PROBLEM TO WORK ON: Every entry below must appear again, exactly as written.

•••••

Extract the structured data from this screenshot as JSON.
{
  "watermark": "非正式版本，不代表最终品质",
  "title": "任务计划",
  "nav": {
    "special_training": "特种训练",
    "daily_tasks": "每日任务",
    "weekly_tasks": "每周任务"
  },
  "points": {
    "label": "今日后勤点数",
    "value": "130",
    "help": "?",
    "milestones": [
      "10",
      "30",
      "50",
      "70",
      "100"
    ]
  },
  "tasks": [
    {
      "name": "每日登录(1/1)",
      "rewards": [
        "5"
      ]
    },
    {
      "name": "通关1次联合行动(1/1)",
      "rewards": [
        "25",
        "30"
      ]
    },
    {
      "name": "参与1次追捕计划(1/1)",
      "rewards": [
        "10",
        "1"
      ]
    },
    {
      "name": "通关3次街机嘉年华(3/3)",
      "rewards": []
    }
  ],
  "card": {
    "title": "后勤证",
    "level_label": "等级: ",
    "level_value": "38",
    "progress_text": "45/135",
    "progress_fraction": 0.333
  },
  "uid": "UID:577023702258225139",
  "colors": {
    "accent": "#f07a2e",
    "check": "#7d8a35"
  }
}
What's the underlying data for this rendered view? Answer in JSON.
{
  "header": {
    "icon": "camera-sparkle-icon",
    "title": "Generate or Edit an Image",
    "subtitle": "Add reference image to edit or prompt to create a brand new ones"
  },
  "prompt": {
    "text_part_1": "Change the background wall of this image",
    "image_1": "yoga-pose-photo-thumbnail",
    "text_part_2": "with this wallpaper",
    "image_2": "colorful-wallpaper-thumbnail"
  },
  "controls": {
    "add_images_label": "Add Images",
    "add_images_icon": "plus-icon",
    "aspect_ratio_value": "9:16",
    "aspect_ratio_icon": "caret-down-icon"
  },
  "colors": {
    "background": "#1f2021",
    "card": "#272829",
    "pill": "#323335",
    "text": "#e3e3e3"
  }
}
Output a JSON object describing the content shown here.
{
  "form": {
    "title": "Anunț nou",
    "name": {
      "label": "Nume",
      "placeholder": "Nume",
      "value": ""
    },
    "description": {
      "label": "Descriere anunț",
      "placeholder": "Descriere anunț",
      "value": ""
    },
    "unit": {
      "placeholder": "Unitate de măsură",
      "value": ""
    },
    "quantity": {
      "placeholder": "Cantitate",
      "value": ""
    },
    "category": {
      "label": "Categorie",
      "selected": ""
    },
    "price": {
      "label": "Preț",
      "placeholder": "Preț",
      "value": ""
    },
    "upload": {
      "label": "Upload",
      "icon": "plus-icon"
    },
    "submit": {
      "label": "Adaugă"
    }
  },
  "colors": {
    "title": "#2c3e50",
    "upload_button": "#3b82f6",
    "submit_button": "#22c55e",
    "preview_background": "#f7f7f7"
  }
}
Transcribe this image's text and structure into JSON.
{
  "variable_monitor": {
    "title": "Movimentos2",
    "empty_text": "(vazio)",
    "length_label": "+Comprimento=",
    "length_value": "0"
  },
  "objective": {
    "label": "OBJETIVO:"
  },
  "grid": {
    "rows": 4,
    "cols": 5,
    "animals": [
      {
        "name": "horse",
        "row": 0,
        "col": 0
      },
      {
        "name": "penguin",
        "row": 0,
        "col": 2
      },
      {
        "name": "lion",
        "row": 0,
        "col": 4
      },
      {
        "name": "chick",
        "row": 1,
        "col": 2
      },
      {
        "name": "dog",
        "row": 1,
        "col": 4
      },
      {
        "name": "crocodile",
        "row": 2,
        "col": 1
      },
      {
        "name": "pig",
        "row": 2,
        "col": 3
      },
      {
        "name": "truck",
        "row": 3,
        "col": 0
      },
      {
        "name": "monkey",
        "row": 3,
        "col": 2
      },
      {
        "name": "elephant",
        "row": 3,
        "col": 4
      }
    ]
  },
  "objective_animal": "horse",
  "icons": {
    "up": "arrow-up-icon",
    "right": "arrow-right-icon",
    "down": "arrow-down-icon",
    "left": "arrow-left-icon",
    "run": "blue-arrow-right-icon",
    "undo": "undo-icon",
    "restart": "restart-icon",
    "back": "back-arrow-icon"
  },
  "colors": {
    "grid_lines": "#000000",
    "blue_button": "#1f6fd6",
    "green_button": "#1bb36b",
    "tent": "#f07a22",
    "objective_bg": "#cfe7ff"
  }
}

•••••

WORKED SOLUTION:
Extract the structured data from this screenshot as JSON.
{
  "watermark": "非正式版本，不代表最终品质",
  "title": "任务计划",
  "nav": {
    "special_training": "特种训练",
    "daily_tasks": "每日任务",
    "weekly_tasks": "每周任务"
  },
  "points": {
    "label": "今日后勤点数",
    "value": "130",
    "help": "?",
    "milestones": [
      "10",
      "30",
      "50",
      "70",
      "100"
    ]
  },
  "tasks": [
    {
      "name": "每日登录(1/1)",
      "rewards": [
        "5"
      ]
    },
    {
      "name": "通关1次联合行动(1/1)",
      "rewards": [
        "25",
        "30"
      ]
    },
    {
      "name": "参与1次追捕计划(1/1)",
      "rewards": [
        "10",
        "1"
      ]
    },
    {
      "name": "通关3次街机嘉年华(3/3)",
      "rewards": []
    }
  ],
  "card": {
    "title": "后勤证",
    "level_label": "等级: ",
    "level_value": "38",
    "progress_text": "45/135",
    "progress_fraction": 0.333
  },
  "uid": "UID:577023702258225139",
  "colors": {
    "accent": "#f07a2e",
    "check": "#7d8a35"
  }
}
What's the underlying data for this rendered view? Answer in JSON.
{
  "header": {
    "icon": "camera-sparkle-icon",
    "title": "Generate or Edit an Image",
    "subtitle": "Add reference image to edit or prompt to create a brand new ones"
  },
  "prompt": {
    "text_part_1": "Change the background wall of this image",
    "image_1": "yoga-pose-photo-thumbnail",
    "text_part_2": "with this wallpaper",
    "image_2": "colorful-wallpaper-thumbnail"
  },
  "controls": {
    "add_images_label": "Add Images",
    "add_images_icon": "plus-icon",
    "aspect_ratio_value": "9:16",
    "aspect_ratio_icon": "caret-down-icon"
  },
  "colors": {
    "background": "#1f2021",
    "card": "#272829",
    "pill": "#323335",
    "text": "#e3e3e3"
  }
}
Output a JSON object describing the content shown here.
{
  "form": {
    "title": "Anunț nou",
    "name": {
      "label": "Nume",
      "placeholder": "Nume",
      "value": ""
    },
    "description": {
      "label": "Descriere anunț",
      "placeholder": "Descriere anunț",
      "value": ""
    },
    "unit": {
      "placeholder": "Unitate de măsură",
      "value": ""
    },
    "quantity": {
      "placeholder": "Cantitate",
      "value": ""
    },
    "category": {
      "label": "Categorie",
      "selected": ""
    },
    "price": {
      "label": "Preț",
      "placeholder": "Preț",
      "value": ""
    },
    "upload": {
      "label": "Upload",
      "icon": "plus-icon"
    },
    "submit": {
      "label": "Adaugă"
    }
  },
  "colors": {
    "title": "#2c3e50",
    "upload_button": "#3b82f6",
    "submit_button": "#22c55e",
    "preview_background": "#f7f7f7"
  }
}
Transcribe this image's text and structure into JSON.
{
  "variable_monitor": {
    "title": "Movimentos2",
    "empty_text": "(vazio)",
    "length_label": "+Comprimento=",
    "length_value": "0"
  },
  "objective": {
    "label": "OBJETIVO:"
  },
  "grid": {
    "rows": 4,
    "cols": 5,
    "animals": [
      {
        "name": "horse",
        "row": 0,
        "col": 0
      },
      {
        "name": "penguin",
        "row": 0,
        "col": 2
      },
      {
        "name": "lion",
        "row": 0,
        "col": 4
      },
      {
        "name": "chick",
        "row": 1,
        "col": 2
      },
      {
        "name": "dog",
        "row": 1,
        "col": 4
      },
      {
        "name": "crocodile",
        "row": 2,
        "col": 1
      },
      {
        "name": "pig",
        "row": 2,
        "col": 3
      },
      {
        "name": "truck",
        "row": 3,
        "col": 0
      },
      {
        "name": "monkey",
        "row": 3,
        "col": 2
      },
      {
        "name": "elephant",
        "row": 3,
        "col": 4
      }
    ]
  },
  "objective_animal": "horse",
  "icons": {
    "up": "arrow-up-icon",
    "right": "arrow-right-icon",
    "down": "arrow-down-icon",
    "left": "arrow-left-icon",
    "run": "blue-arrow-right-icon",
    "undo": "undo-icon",
    "restart": "restart-icon",
    "back": "back-arrow-icon"
  },
  "colors": {
    "grid_lines": "#000000",
    "blue_button": "#1f6fd6",
    "green_button": "#1bb36b",
    "tent": "#f07a22",
    "objective_bg": "#cfe7ff"
  }
}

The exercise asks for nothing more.